Omega 3 Fatty Acids

So, you wanna talk about mmothh… fish oils? Good, me too! 😊

There are a tonne of benefits from ensuring omega 3 fish oils are part of your diet. Fish oils contain the omega-3 fatty acids EPA and DHA which are the magic makers behind all the great health and performance (yes, so to athletes reading this you should take notes) benefits of eating oily fish or by supplementing with fish oils.

Ok, so in what way are they good for us?

Fish oils:

  • Reduce inflammation in the body that may be induced by exercise or other environmental stressors
  • Support immune function and joint health (a lot more evidence supporting fish oils compared to glucosamine for joint health FYI)
  • Improves our thinking ability
  • Compliments the benefits of strength training
  • Reduces heart rate at sub-maximal exercise intensities

Another reason that Omega 3’s are important in our diets in this day and age is because the majority of the food we eat are high in Omega 6 fatty acids. This is associated with many health implications such as different cancers and cardiovascular diseases for example.

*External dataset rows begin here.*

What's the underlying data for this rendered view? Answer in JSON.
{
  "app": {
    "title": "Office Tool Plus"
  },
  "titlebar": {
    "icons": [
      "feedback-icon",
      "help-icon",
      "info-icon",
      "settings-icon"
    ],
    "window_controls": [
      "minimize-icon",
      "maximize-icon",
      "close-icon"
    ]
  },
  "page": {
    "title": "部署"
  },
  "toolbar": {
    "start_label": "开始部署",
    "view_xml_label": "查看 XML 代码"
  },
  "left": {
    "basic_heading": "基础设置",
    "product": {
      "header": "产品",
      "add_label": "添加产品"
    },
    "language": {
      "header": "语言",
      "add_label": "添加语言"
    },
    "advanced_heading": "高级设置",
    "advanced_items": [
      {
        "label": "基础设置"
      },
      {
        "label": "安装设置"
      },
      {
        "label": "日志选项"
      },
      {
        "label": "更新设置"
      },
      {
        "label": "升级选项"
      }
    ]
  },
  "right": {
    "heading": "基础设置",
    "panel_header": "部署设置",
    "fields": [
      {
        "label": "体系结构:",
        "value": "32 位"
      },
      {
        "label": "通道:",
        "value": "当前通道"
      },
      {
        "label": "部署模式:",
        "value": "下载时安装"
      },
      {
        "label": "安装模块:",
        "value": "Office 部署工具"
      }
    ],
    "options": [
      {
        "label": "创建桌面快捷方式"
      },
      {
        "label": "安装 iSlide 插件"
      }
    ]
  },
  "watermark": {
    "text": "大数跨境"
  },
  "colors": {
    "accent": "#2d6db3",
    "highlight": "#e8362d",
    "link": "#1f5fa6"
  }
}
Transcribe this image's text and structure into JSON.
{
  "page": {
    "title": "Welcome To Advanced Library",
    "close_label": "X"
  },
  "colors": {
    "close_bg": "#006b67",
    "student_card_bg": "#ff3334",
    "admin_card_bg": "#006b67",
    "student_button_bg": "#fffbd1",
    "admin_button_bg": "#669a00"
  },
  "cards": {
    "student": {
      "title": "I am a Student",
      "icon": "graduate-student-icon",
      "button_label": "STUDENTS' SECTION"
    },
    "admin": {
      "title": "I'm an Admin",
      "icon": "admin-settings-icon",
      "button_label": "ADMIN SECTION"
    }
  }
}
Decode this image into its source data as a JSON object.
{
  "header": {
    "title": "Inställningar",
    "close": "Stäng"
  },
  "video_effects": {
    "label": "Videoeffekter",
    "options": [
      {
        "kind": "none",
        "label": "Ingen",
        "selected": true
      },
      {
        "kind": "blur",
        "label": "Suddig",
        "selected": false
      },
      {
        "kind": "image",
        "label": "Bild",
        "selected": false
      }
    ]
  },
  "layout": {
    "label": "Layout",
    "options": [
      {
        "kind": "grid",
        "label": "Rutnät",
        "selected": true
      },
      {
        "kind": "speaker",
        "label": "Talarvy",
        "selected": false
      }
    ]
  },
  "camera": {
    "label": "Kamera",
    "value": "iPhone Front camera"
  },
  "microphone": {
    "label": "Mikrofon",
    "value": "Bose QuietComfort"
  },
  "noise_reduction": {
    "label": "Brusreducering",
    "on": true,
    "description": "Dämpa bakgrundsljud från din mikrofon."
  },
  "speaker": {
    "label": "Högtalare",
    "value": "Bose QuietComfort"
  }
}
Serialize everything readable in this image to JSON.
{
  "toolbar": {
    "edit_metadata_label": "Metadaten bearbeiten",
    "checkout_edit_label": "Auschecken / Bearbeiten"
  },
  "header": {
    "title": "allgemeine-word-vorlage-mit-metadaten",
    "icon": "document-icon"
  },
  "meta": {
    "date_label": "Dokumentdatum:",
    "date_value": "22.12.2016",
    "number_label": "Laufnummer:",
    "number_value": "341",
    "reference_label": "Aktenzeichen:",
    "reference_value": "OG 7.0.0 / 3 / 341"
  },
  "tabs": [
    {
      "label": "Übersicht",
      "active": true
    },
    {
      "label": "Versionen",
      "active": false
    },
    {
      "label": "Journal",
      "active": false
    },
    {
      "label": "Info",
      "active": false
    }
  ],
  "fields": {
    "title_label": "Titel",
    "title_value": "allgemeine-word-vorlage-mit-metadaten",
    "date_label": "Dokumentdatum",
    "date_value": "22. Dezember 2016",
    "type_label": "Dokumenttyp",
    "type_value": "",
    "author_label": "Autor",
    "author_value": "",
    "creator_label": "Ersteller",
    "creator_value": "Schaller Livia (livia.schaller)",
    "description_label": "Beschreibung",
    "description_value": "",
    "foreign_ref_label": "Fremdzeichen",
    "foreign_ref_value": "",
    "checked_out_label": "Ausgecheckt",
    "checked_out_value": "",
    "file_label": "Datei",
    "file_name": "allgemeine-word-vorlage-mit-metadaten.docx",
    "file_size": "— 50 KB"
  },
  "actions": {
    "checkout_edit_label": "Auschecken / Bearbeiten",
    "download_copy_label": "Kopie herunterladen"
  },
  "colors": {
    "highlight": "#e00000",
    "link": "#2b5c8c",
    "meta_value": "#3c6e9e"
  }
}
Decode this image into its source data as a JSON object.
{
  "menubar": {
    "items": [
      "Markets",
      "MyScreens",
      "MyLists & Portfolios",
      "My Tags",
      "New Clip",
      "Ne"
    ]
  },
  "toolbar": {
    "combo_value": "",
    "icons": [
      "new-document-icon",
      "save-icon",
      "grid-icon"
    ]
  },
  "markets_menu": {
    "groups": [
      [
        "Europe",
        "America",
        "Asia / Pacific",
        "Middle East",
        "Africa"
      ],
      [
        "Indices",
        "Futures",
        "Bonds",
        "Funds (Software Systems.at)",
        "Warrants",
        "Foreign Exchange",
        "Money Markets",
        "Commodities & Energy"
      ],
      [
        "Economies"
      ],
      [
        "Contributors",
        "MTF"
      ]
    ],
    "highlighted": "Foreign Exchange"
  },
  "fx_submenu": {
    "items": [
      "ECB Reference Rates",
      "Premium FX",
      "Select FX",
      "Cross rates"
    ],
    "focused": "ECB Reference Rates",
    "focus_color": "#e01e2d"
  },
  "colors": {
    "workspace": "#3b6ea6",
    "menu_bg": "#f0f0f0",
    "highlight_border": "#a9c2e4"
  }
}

The beauty about fish oils is that you can get enough EPA and DHA from your diet but here’s the catch (forgive me, no pun intended), you need to eat 3-4 portions of oily fish per week.

I get that fish isn’t for everyone and that 3-4 portions/week mightn’t be achievable for us also, in that case you may want to consider a supplement? Fish oils are sold in most local supermarkets so if this is something you decide to do that’s a good place to look. When it comes to dosage, an intake of 2000mg, twice daily, each intake to be accompanied by a meal.  It is important to note that the health and performance benefits mentioned above occur over a few weeks so don’t be disheartened if you’re not seeing immediate improvements.

Ok so the above is all grand but what about those of us that don’t ‘do’ fish or fish oils? Algae omega 3 oil is a great alternative for my vegan and vegetarian friends as it contains a great source of EPA and DHA too. Flaxseed oil has been recommended countless times because it contains a fatty acid called ALA (alpha linolenic acid) which our bodies convert to EPA and DHA. However, it turns out we aren’t actually very good at this hence why algae omega 3 oil is a better option for vegans and vegetarians alike. And you thought I was forgetting about you!

So hopefully from this piece you can identify that Omega 3 Fatty Acids have a very important role in our diets. I will always recommend food first but no harm done for those of us who need a helping hand every now and again!

FYI – Examples of the fish that are the oily ones:

  • Anchovies
  • Salmon
  • Mackerel
  • Sardines
  • Herrings
  • Tuna steak

Kate

 

Where I got some of the above info from (aka references):

  • Doughman S.D, Krupanidhi S. and Sanjeevi C.B, 2007. Omega-3 Fatty Acids for Nutrition and Medicine: Considering Microalgae Oil as a Vegetarian Source of EPA and DHA. Current Diabetes Reviews (3): 198-203.
  • JW Alexander, 1998. Immunonutrition: The Role of Omega-3 fatty acids (https://www.ncbi.nlm.nih.gov/pubmed/9684267)
  • Simopoulos A.P, 2002. The importance of the ratio of omega-6/omega-3 essential amino acids, Biomed Pharmacother (56): 365–379